◆ **EXERCISE**
Output all of the data verbatim.

◆ **RECORDS TO PROCESS**
Start of Block
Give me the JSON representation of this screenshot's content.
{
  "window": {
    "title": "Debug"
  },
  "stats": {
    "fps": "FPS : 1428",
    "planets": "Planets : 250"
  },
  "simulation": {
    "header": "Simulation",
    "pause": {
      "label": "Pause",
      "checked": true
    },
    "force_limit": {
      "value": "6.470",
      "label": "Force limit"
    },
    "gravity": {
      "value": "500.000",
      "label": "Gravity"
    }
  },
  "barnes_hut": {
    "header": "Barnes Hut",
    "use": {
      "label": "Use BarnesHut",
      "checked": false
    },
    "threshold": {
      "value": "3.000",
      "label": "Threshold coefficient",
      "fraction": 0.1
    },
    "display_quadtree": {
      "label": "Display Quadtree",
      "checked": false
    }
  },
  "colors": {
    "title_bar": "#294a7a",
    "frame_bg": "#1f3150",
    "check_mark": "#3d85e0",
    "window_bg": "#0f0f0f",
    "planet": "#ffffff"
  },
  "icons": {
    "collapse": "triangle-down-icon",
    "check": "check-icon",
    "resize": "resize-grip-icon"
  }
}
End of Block
◆ **RESPONSE TO THE TASK**
Give me the JSON representation of this screenshot's content.
{
  "window": {
    "title": "Debug"
  },
  "stats": {
    "fps": "FPS : 1428",
    "planets": "Planets : 250"
  },
  "simulation": {
    "header": "Simulation",
    "pause": {
      "label": "Pause",
      "checked": true
    },
    "force_limit": {
      "value": "6.470",
      "label": "Force limit"
    },
    "gravity": {
      "value": "500.000",
      "label": "Gravity"
    }
  },
  "barnes_hut": {
    "header": "Barnes Hut",
    "use": {
      "label": "Use BarnesHut",
      "checked": false
    },
    "threshold": {
      "value": "3.000",
      "label": "Threshold coefficient",
      "fraction": 0.1
    },
    "display_quadtree": {
      "label": "Display Quadtree",
      "checked": false
    }
  },
  "colors": {
    "title_bar": "#294a7a",
    "frame_bg": "#1f3150",
    "check_mark": "#3d85e0",
    "window_bg": "#0f0f0f",
    "planet": "#ffffff"
  },
  "icons": {
    "collapse": "triangle-down-icon",
    "check": "check-icon",
    "resize": "resize-grip-icon"
  }
}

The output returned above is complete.